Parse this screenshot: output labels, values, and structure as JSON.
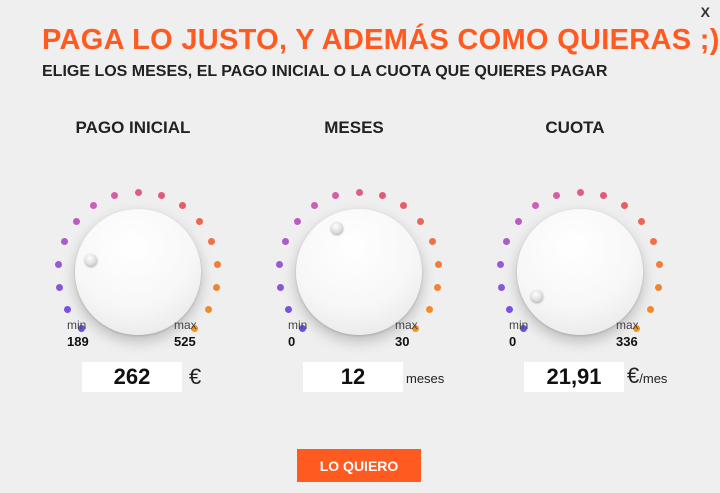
{
  "close_label": "X",
  "title": "PAGA LO JUSTO, Y ADEMÁS COMO QUIERAS ;)",
  "subtitle": "ELIGE LOS MESES, EL PAGO INICIAL O LA CUOTA QUE QUIERES PAGAR",
  "dials": [
    {
      "label": "PAGO INICIAL",
      "min_label": "min",
      "min_value": "189",
      "max_label": "max",
      "max_value": "525",
      "value": "262",
      "unit_main": "€",
      "unit_suffix": "",
      "level": 0.22
    },
    {
      "label": "MESES",
      "min_label": "min",
      "min_value": "0",
      "max_label": "max",
      "max_value": "30",
      "value": "12",
      "unit_main": "",
      "unit_suffix": "meses",
      "level": 0.4
    },
    {
      "label": "CUOTA",
      "min_label": "min",
      "min_value": "0",
      "max_label": "max",
      "max_value": "336",
      "value": "21,91",
      "unit_main": "€",
      "unit_suffix": "/mes",
      "level": 0.06
    }
  ],
  "cta_label": "LO QUIERO",
  "colors": {
    "accent": "#ff5a1f",
    "dot_gradient": [
      "#6a4ee6",
      "#9b59d6",
      "#d65fb3",
      "#e8566b",
      "#f27a3a",
      "#f0931f"
    ]
  }
}
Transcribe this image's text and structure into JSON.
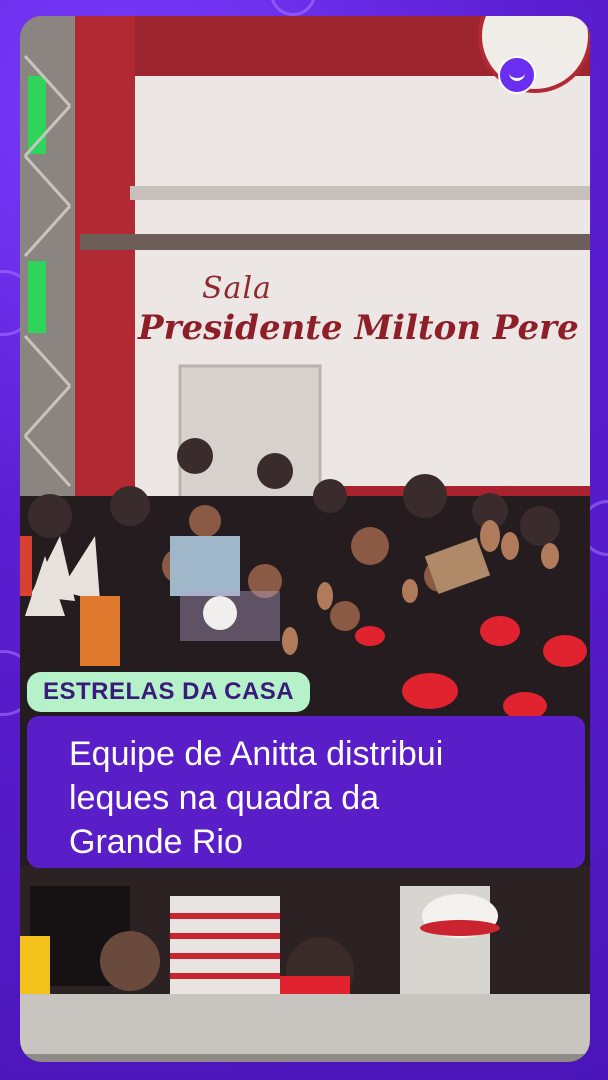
{
  "wall_sign": {
    "line1": "Sala",
    "line2": "Presidente Milton Pere"
  },
  "brand": {
    "logo_icon": "smile-logo-icon",
    "accent": "#5a1ec8",
    "tag_bg": "#b5f2c9"
  },
  "news": {
    "tag": "ESTRELAS DA CASA",
    "headline_lines": [
      "Equipe de Anitta distribui",
      "leques na quadra da",
      "Grande Rio"
    ]
  }
}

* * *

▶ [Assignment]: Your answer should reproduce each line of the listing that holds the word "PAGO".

▶ [Exercise solution]:
  "subtitle": "ELIGE LOS MESES, EL PAGO INICIAL O LA CUOTA QUE QUIERES PAGAR",
      "label": "PAGO INICIAL",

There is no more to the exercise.